**Work required**
Lines with the word "Stability" in them are the ones to copy from the records.

**Given entries**
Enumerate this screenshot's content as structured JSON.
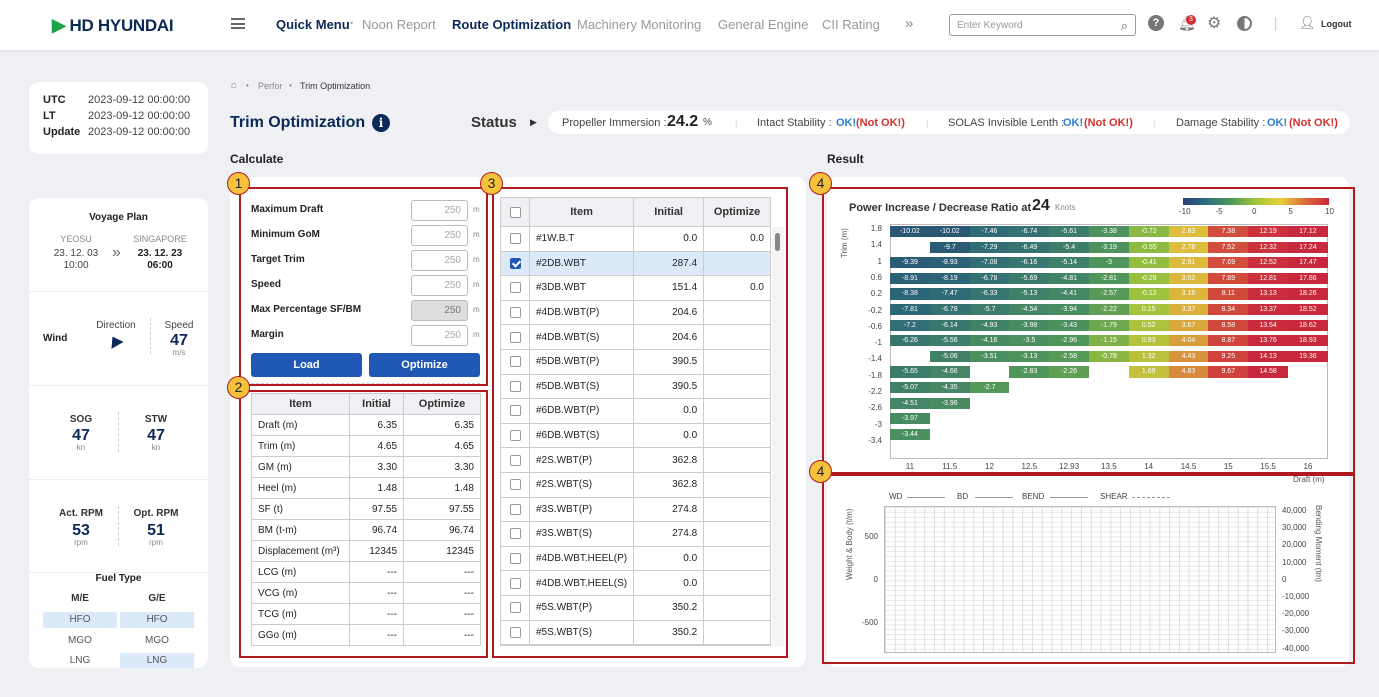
{
  "header": {
    "logo": "HD HYUNDAI",
    "nav": [
      "Quick Menu",
      "Noon Report",
      "Route Optimization",
      "Machinery Monitoring",
      "General Engine",
      "CII Rating"
    ],
    "search_placeholder": "Enter Keyword",
    "notifications": "3",
    "logout": "Logout"
  },
  "time": {
    "utc_label": "UTC",
    "utc": "2023-09-12 00:00:00",
    "lt_label": "LT",
    "lt": "2023-09-12 00:00:00",
    "update_label": "Update",
    "update": "2023-09-12 00:00:00"
  },
  "voyage": {
    "title": "Voyage Plan",
    "from": "YEOSU",
    "from_date": "23. 12. 03",
    "from_time": "10:00",
    "to": "SINGAPORE",
    "to_date": "23. 12. 23",
    "to_time": "06:00"
  },
  "wind": {
    "label": "Wind",
    "direction_label": "Direction",
    "speed_label": "Speed",
    "speed": "47",
    "speed_unit": "m/s"
  },
  "sog": {
    "label": "SOG",
    "value": "47",
    "unit": "kn"
  },
  "stw": {
    "label": "STW",
    "value": "47",
    "unit": "kn"
  },
  "rpm": {
    "act_label": "Act. RPM",
    "act": "53",
    "opt_label": "Opt. RPM",
    "opt": "51",
    "unit": "rpm"
  },
  "fuel": {
    "title": "Fuel Type",
    "me": "M/E",
    "ge": "G/E",
    "rows": [
      [
        "HFO",
        "HFO"
      ],
      [
        "MGO",
        "MGO"
      ],
      [
        "LNG",
        "LNG"
      ]
    ]
  },
  "breadcrumb": [
    "Perfor",
    "Trim Optimization"
  ],
  "page_title": "Trim Optimization",
  "status": {
    "label": "Status",
    "prop_label": "Propeller Immersion :",
    "prop_value": "24.2",
    "prop_unit": "%",
    "items": [
      {
        "label": "Intact Stability :",
        "ok": "OK!",
        "nok": "(Not OK!)"
      },
      {
        "label": "SOLAS Invisible Lenth :",
        "ok": "OK!",
        "nok": "(Not OK!)"
      },
      {
        "label": "Damage Stability :",
        "ok": "OK!",
        "nok": "(Not OK!)"
      }
    ]
  },
  "calculate_title": "Calculate",
  "result_title": "Result",
  "markers": [
    "1",
    "2",
    "3",
    "4",
    "4"
  ],
  "params": [
    {
      "label": "Maximum Draft",
      "value": "250",
      "unit": "m"
    },
    {
      "label": "Minimum GoM",
      "value": "250",
      "unit": "m"
    },
    {
      "label": "Target Trim",
      "value": "250",
      "unit": "m"
    },
    {
      "label": "Speed",
      "value": "250",
      "unit": "m"
    },
    {
      "label": "Max Percentage SF/BM",
      "value": "250",
      "unit": "m"
    },
    {
      "label": "Margin",
      "value": "250",
      "unit": "m"
    }
  ],
  "buttons": {
    "load": "Load",
    "optimize": "Optimize"
  },
  "table2": {
    "headers": [
      "Item",
      "Initial",
      "Optimize"
    ],
    "rows": [
      [
        "Draft (m)",
        "6.35",
        "6.35"
      ],
      [
        "Trim (m)",
        "4.65",
        "4.65"
      ],
      [
        "GM (m)",
        "3.30",
        "3.30"
      ],
      [
        "Heel (m)",
        "1.48",
        "1.48"
      ],
      [
        "SF (t)",
        "97.55",
        "97.55"
      ],
      [
        "BM (t-m)",
        "96.74",
        "96.74"
      ],
      [
        "Displacement (m³)",
        "12345",
        "12345"
      ],
      [
        "LCG (m)",
        "---",
        "---"
      ],
      [
        "VCG (m)",
        "---",
        "---"
      ],
      [
        "TCG (m)",
        "---",
        "---"
      ],
      [
        "GGo (m)",
        "---",
        "---"
      ]
    ]
  },
  "table3": {
    "headers": [
      "Item",
      "Initial",
      "Optimize"
    ],
    "rows": [
      [
        "#1W.B.T",
        "0.0",
        "0.0"
      ],
      [
        "#2DB.WBT",
        "287.4",
        ""
      ],
      [
        "#3DB.WBT",
        "151.4",
        "0.0"
      ],
      [
        "#4DB.WBT(P)",
        "204.6",
        ""
      ],
      [
        "#4DB.WBT(S)",
        "204.6",
        ""
      ],
      [
        "#5DB.WBT(P)",
        "390.5",
        ""
      ],
      [
        "#5DB.WBT(S)",
        "390.5",
        ""
      ],
      [
        "#6DB.WBT(P)",
        "0.0",
        ""
      ],
      [
        "#6DB.WBT(S)",
        "0.0",
        ""
      ],
      [
        "#2S.WBT(P)",
        "362.8",
        ""
      ],
      [
        "#2S.WBT(S)",
        "362.8",
        ""
      ],
      [
        "#3S.WBT(P)",
        "274.8",
        ""
      ],
      [
        "#3S.WBT(S)",
        "274.8",
        ""
      ],
      [
        "#4DB.WBT.HEEL(P)",
        "0.0",
        ""
      ],
      [
        "#4DB.WBT.HEEL(S)",
        "0.0",
        ""
      ],
      [
        "#5S.WBT(P)",
        "350.2",
        ""
      ],
      [
        "#5S.WBT(S)",
        "350.2",
        ""
      ]
    ],
    "checked": [
      1
    ]
  },
  "chart_data": [
    {
      "type": "heatmap",
      "title": "Power Increase / Decrease Ratio at",
      "speed": "24",
      "speed_unit": "Knots",
      "ylabel": "Trim (m)",
      "xlabel": "Draft (m)",
      "colorbar_ticks": [
        "-10",
        "-5",
        "0",
        "5",
        "10"
      ],
      "x": [
        "11",
        "11.5",
        "12",
        "12.5",
        "12.93",
        "13.5",
        "14",
        "14.5",
        "15",
        "15.5",
        "16"
      ],
      "y": [
        "1.8",
        "1.4",
        "1",
        "0.6",
        "0.2",
        "-0.2",
        "-0.6",
        "-1",
        "-1.4",
        "-1.8",
        "-2.2",
        "-2.6",
        "-3",
        "-3.4"
      ],
      "values": [
        [
          "-10.02",
          "-10.02",
          "-7.46",
          "-6.74",
          "-5.61",
          "-3.38",
          "-0.72",
          "2.83",
          "7.38",
          "12.19",
          "17.12"
        ],
        [
          "",
          "-9.7",
          "-7.29",
          "-6.49",
          "-5.4",
          "-3.19",
          "-0.55",
          "2.78",
          "7.52",
          "12.32",
          "17.24"
        ],
        [
          "-9.39",
          "-8.93",
          "-7.08",
          "-6.16",
          "-5.14",
          "-3",
          "-0.41",
          "2.91",
          "7.69",
          "12.52",
          "17.47"
        ],
        [
          "-8.91",
          "-8.19",
          "-6.78",
          "-5.69",
          "-4.81",
          "-2.81",
          "-0.28",
          "3.02",
          "7.89",
          "12.81",
          "17.86"
        ],
        [
          "-8.38",
          "-7.47",
          "-6.33",
          "-5.13",
          "-4.41",
          "-2.57",
          "-0.12",
          "3.16",
          "8.11",
          "13.13",
          "18.26"
        ],
        [
          "-7.81",
          "-6.78",
          "-5.7",
          "-4.54",
          "-3.94",
          "-2.22",
          "0.15",
          "3.37",
          "8.34",
          "13.37",
          "18.52"
        ],
        [
          "-7.2",
          "-6.14",
          "-4.93",
          "-3.98",
          "-3.43",
          "-1.79",
          "0.52",
          "3.67",
          "8.58",
          "13.54",
          "18.62"
        ],
        [
          "-6.26",
          "-5.56",
          "-4.16",
          "-3.5",
          "-2.96",
          "-1.15",
          "0.93",
          "4.04",
          "8.87",
          "13.76",
          "18.93"
        ],
        [
          "",
          "-5.06",
          "-3.51",
          "-3.13",
          "-2.58",
          "-0.78",
          "1.32",
          "4.43",
          "9.25",
          "14.13",
          "19.36"
        ],
        [
          "-5.65",
          "-4.66",
          "",
          "-2.83",
          "-2.26",
          "",
          "1.69",
          "4.83",
          "9.67",
          "14.58",
          ""
        ],
        [
          "-5.07",
          "-4.35",
          "-2.7",
          "",
          "",
          "",
          "",
          "",
          "",
          "",
          ""
        ],
        [
          "-4.51",
          "-3.96",
          "",
          "",
          "",
          "",
          "",
          "",
          "",
          "",
          ""
        ],
        [
          "-3.97",
          "",
          "",
          "",
          "",
          "",
          "",
          "",
          "",
          "",
          ""
        ],
        [
          "-3.44",
          "",
          "",
          "",
          "",
          "",
          "",
          "",
          "",
          "",
          ""
        ]
      ]
    },
    {
      "type": "line",
      "legend": [
        "WD",
        "BD",
        "BEND",
        "SHEAR"
      ],
      "ylabel": "Weight & Body (t/m)",
      "ylabel2": "Bending Moment (tm)",
      "yticks": [
        "500",
        "0",
        "-500"
      ],
      "y2ticks": [
        "40,000",
        "30,000",
        "20,000",
        "10,000",
        "0",
        "-10,000",
        "-20,000",
        "-30,000",
        "-40,000"
      ]
    }
  ]
}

**Task answer**
        "label": "Intact Stability :",
        "label": "Damage Stability :",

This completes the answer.